Good News for Healthcare Entities Regarding HHS Funding Audits: Nothing New, and Maybe No Audit at All

Advisory | Scott Davis | Mar 16, 2021

As anyone in the healthcare field knows, the demands of the pandemic stretched and strained their resources, both human and financial, at unprecedented levels. To meet the task of caring for those afflicted by COVID-19, your healthcare entity may have availed itself of Federal funds provided through two Department of Health and Human Services (HHS) programs, the “Provider Relief Fund” and “Testing for the Uninsured.”

As might be expected, monies received from these Federal programs will need to be accounted for through reports, and possibly audits. For not-for-profit healthcare providers accustomed to receiving Federal awards such as these, this will be nothing new. However, for commercial health care organizations new to HHS funding they may be subject to an audit, and it is important to remember this:

There is nothing new about these audit requirements. In this article, we will focus on the dollar amounts of HHS assistance received by commercial healthcare organizations and how that affects the possibility of an audit.

In the simplest of terms, with both programs there is a $750,000 audit threshold. That is, whatever the amount of Federal funds your commercial healthcare organization requests and receives, if you spend less than $750,000 of those funds in a fiscal year, you will not be audited. If you spend $750,000 or more of the amount received in a fiscal year, you will automatically be audited. Let’s look at two examples:

Example One—No Audit

Let’s say Healthcare Entity A has an October 31 year end and receives $800,000 of Provider Relief Funds in July 2020.  As of October 31, Entity A has spent $700,000 of its Provider Relief Funds.  Considering that Entity A did not spend at least $750,000 of the funds during its fiscal year, they are not subject to an audit.

Example Two—Audit Required

Now, looking at Healthcare Entity B, it also has an October 31 year end and also receives $800,000 of Provider Relief Funds in July 2020.  BUT: As of October 31, Entity B has spent all $800,000 of its Provider Relief Funds.  As Entity B spent $750,000 or more during its fiscal year, Entity B is subject to an audit.

The above two examples illustrate entities receiving an award from the Provider Relief Fund. But, what if a commercial healthcare provider accesses funds from that program and the other program we mentioned earlier, Testing for the Uninsured?

Example Three—Two Programs Accessed & Audit Required

Like Entities A and B, Entity C also has an October 31 year end and receives $500,000 of Provider Relief Funds. BUT, it also receives $1,000,000 from the COVID-19 Testing for the Uninsured program. As of October 31, Entity C has spent $400,000 of Provider Relief Funds and $1,000,000 of COVID-19 Testing for the Uninsured funds. In short, the combined spending from the two programs is well above the $750,000 cutoff, and so Entity C will be subject to an audit.

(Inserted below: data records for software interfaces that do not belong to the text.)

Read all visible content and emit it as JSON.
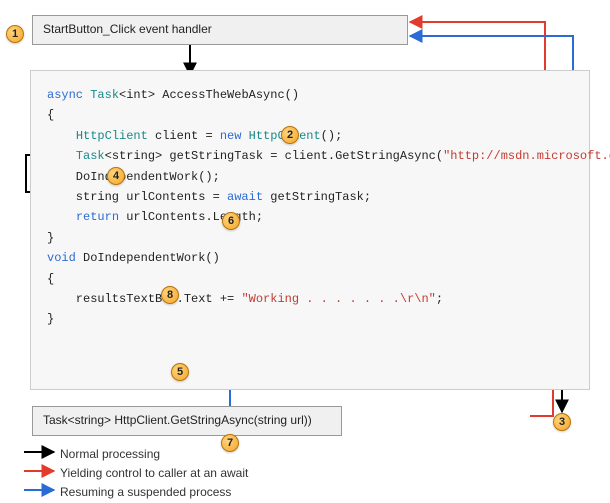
{
  "boxes": {
    "top_label": "StartButton_Click event handler",
    "bottom_label": "Task<string> HttpClient.GetStringAsync(string url))"
  },
  "code": {
    "l1": "async ",
    "l1b": "Task",
    "l1c": "<int> AccessTheWebAsync()",
    "l2": "{",
    "l3": "    ",
    "l3b": "HttpClient",
    "l3c": " client = ",
    "l3d": "new ",
    "l3e": "HttpClient",
    "l3f": "();",
    "l4": "",
    "l5": "    ",
    "l5b": "Task",
    "l5c": "<string> getStringTask = client.GetStringAsync(",
    "l5d": "\"http://msdn.microsoft.com\"",
    "l5e": ");",
    "l6": "",
    "l7": "    DoIndependentWork();",
    "l8": "",
    "l9": "    string urlContents = ",
    "l9b": "await",
    "l9c": " getStringTask;",
    "l10": "",
    "l11": "    ",
    "l11b": "return",
    "l11c": " urlContents.Length;",
    "l12": "}",
    "l13": "",
    "l14": "void",
    "l14b": " DoIndependentWork()",
    "l15": "{",
    "l16": "    resultsTextBox.Text += ",
    "l16b": "\"Working . . . . . . .\\r\\n\"",
    "l16c": ";",
    "l17": "}"
  },
  "markers": {
    "m1": "1",
    "m2": "2",
    "m3": "3",
    "m4": "4",
    "m5": "5",
    "m6": "6",
    "m7": "7",
    "m8": "8"
  },
  "legend": {
    "normal": "Normal processing",
    "yield": "Yielding control to caller at an await",
    "resume": "Resuming a suspended process"
  }
}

Regarding audits, the good news Entities B and C, or any commercial healthcare company spending over $750,000 of HHS money, is that these audit requirements are not new and have been part of the Code of Federal Regulations for a number of years.  Also, commercial organizations that receive awards (including for-profit hospitals) have two options regarding audits:

Option 1:  A financial related audit of the award (s), done in accordance with Generally Accepted Government Auditing Standards issued by the Comptroller General of the United States (GAGAS).

Option 2:  An audit that meets the requirements contained in the Uniform Guidance (a single audit or a program specific audit).

As you might imagine, there is a whole lot more detail to those audit options, the kind of details better left in the hands of your accountant and/or a firm like ours. But, again, the good news is there really isn’t any new news regarding the audit requirements, and if we may say, we at Prager Metis are very, very familiar with them all.